Chris Bolin, National Post
Stephen Rive, general manager of Barclays Global Investors Canada's iUnits.
A week too late for index investors overexposed to Nortel Networks Corp., the capped version of the Barclays i60 units finally begins trading on Thursday.
Meanwhile, the first of the major Canadian banks, TD Asset Management, is poised to enter the exchange-traded fund (ETF) market with a product based on the broader Toronto Stock Exchange 300 index, as well as a capped version.
A TD spokesperson confirmed a prospectus for the TD TSE 300 Index Funds and TD TSE 300 Capped Index fund was filed on Feb. 6. Annual fees on both ETFs would be 0.25%.
CIBC Securities Inc. is also looking at the ETF market but already has several index funds with management expense ratios as low as 0.3%, if you meet minimum investment thresholds. CIBC Securities chief executive Ted Cadsby said "we would only bring [ETFs] out if we could offer them below the fees that Barclays is charging."
That would be around 17 basis points or 0.17% for Barclays' broader Canadian ETFs. Based on how long it took Barclays Global Investors Canada to come to market, investors may have to wait for any bank ETF to become available.
Barclays filed a prospectus for the capped fund and four TSE sector funds last September. It's all but missed the RRSP season, with only the iUnits Standard & Poor's/TSE 60 Capped Index Fund out in time. It will trade on the TSE under the ticker (XIC/TSE).
The other Barclays funds will become available at various times in March, while two 100% RRSP eligible global equity funds (one covering the S&P 500, the other a non-North American or EAFE fund) will come out later.
One of the new BGI funds is a mid-cap TSE product. The i60 provides exposure to 75% of the market capitalization of the TSE and the mid-cap to another 15%. Using both, an investor gets 90% exposure to the TSE 300, said Stephen Rive, General Manager, iUnits for BGI Canada Ltd.
While the i60c may appeal to investors concerned about excess exposure to Nortel, Mr. Rive said "I don't expect recent events to have changed their thinking. We wanted to make the choice available so people could limit exposure to 10% or stay in the i60s for a pure approach" to indexing the TSE.
The other way to adjust exposure to Nortel is with the sector funds. You can get 25% exposure to Nortel through the new Canadian technology sector ETF.

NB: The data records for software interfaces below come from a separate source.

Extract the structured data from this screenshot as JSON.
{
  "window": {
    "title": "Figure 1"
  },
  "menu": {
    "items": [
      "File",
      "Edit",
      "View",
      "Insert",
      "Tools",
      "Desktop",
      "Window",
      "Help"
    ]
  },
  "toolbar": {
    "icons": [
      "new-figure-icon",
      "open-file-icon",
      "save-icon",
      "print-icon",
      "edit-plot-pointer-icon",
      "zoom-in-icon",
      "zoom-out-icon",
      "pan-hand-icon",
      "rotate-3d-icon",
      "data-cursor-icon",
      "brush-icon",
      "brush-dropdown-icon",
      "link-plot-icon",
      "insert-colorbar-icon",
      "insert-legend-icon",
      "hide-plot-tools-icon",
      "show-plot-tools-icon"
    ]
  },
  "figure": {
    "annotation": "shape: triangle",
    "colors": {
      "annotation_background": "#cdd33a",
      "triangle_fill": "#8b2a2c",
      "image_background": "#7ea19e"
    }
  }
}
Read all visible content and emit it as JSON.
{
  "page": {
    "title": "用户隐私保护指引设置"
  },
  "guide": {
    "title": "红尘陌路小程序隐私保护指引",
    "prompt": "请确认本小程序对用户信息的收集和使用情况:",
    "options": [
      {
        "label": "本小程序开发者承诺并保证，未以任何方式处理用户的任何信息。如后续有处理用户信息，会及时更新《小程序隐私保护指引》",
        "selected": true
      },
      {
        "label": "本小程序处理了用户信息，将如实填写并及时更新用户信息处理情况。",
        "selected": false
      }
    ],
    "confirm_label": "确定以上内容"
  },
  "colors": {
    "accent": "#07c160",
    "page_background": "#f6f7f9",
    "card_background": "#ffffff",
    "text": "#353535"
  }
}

Those wanting less exposure could use a combination of the new sector funds covering gold, energy and financial services. However, MERs of these funds are 0.55% or 55 basis points, or about triple that of the pure or capped i60s.